The key problem here is the amount of money that is mixed up in this stuff, and the way that it gets progressively larger with each peak. The 2021 peak is at least the third time a big peak and crash has happened in Bitcoin prices. All the other Cryptocurrencies tend to move in tandem. I assume it’s impossible to measure accurately, but it seems that the volume of money invested in crypto is at least five times larger this time around than it was in 2017. What if that keeps happening? The entire crypto market is currently judged to be something like 2.5 trillion, so what happens if its ten trillion next time? And what happens when all of that goes up in smoke?
My assumption remains that there is no way that could happen. But I assumed 2017 was the end of the line too, and I was wrong about that.
The arguments that this time, for sure Bitcoin is done with hyper growth could be absolutely right. But there are dozens, if not hundreds of other cryptocurrencies that could be offering 10x returns. The assumption that the crypto and normal markets are going to happily coexist assumes that investors in everything else are going to be content with their normal investments while watching others make 1000% returns. That doesn’t make a lot of sense to me. What’s more, with every dollar and established player that jumps in, momentum builds. The 2025 peak could make the 2021 peak look as insignificant as the 2017 peak looks today.
Many Crypto advocates like to claim that by attacking the dollar they’re attacking the nasty US military that bombs the world. That sort of argument certainly appeals to me. But that dollar also pays for my parents healthcare. It also pays for the GPS system that helps everyone in the world get around. Oh and do you care about climate change? Guess who collects almost all of the relevant data on that? The US government. Crypto and it’s throwback ideology threatens the world as we know it, much more deeply than China ever will.

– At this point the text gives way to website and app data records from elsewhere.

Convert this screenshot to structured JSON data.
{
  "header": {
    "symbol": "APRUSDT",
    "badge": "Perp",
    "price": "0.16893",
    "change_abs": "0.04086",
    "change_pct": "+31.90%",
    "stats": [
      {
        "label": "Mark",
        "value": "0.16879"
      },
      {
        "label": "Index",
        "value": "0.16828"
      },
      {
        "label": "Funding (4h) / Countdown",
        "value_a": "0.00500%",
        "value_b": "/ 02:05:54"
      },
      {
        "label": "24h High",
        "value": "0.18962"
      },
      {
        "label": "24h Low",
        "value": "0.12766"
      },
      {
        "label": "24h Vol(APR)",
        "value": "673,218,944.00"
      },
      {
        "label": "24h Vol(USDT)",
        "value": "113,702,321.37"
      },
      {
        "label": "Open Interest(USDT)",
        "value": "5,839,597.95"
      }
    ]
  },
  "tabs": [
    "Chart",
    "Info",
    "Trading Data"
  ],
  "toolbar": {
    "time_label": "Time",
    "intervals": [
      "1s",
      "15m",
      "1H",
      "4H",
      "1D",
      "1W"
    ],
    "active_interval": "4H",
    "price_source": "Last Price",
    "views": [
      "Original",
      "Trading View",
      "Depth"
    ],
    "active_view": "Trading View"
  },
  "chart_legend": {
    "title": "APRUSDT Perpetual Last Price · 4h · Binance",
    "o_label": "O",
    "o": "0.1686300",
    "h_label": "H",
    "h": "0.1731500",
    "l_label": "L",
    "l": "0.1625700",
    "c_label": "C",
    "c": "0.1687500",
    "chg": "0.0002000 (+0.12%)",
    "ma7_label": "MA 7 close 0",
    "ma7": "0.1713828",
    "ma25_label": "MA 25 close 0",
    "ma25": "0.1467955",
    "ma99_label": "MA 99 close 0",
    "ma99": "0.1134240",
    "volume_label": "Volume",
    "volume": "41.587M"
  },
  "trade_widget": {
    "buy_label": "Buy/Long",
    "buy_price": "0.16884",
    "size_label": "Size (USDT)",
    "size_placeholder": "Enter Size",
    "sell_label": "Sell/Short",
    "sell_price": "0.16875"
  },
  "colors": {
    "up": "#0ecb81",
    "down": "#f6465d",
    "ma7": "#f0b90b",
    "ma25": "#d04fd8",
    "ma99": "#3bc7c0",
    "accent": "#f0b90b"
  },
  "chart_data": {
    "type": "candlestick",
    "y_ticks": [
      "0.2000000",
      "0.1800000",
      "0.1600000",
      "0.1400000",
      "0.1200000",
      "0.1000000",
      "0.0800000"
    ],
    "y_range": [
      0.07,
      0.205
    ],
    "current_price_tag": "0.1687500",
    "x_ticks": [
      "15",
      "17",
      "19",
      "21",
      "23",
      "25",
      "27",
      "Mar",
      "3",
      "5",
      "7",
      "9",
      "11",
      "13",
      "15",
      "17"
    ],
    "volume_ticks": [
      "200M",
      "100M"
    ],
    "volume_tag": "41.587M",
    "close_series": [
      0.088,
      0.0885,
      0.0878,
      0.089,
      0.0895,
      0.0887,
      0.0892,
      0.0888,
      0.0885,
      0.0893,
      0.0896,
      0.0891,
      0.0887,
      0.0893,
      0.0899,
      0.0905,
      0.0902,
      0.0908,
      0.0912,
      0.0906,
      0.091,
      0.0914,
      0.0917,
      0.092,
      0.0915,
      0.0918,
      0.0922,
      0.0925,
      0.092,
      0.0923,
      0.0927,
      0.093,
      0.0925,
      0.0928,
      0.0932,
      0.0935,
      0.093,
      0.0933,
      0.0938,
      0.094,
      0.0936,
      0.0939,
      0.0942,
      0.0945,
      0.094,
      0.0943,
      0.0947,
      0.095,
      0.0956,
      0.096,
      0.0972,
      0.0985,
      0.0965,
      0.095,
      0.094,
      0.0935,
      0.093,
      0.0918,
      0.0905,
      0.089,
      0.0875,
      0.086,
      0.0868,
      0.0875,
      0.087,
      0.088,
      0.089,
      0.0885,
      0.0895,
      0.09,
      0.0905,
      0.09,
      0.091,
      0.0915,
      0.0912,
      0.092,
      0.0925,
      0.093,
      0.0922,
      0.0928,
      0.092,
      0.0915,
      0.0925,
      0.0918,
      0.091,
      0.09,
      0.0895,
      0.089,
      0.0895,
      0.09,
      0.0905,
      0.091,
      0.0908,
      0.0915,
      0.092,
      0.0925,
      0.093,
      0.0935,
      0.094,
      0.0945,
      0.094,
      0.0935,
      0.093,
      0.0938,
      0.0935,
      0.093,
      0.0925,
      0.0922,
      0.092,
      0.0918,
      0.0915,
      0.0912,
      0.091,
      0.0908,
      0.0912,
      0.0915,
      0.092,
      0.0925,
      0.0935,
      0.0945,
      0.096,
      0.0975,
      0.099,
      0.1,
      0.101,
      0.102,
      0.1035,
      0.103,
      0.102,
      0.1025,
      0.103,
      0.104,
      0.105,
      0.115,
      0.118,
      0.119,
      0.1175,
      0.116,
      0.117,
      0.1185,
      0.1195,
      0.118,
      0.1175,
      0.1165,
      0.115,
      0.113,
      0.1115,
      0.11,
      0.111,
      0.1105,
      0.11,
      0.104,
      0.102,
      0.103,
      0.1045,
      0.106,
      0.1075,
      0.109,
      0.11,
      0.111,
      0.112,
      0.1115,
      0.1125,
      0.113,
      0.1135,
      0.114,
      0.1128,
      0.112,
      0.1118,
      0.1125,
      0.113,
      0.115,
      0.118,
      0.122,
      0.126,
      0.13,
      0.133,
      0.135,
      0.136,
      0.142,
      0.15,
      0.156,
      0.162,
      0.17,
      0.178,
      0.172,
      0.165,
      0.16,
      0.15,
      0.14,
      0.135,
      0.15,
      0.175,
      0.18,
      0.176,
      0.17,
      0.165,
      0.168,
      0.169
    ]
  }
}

Thanks for watching, please subscribe, and come back next time, when we will talk about how Crypto is Ronald Reagan’s revenge.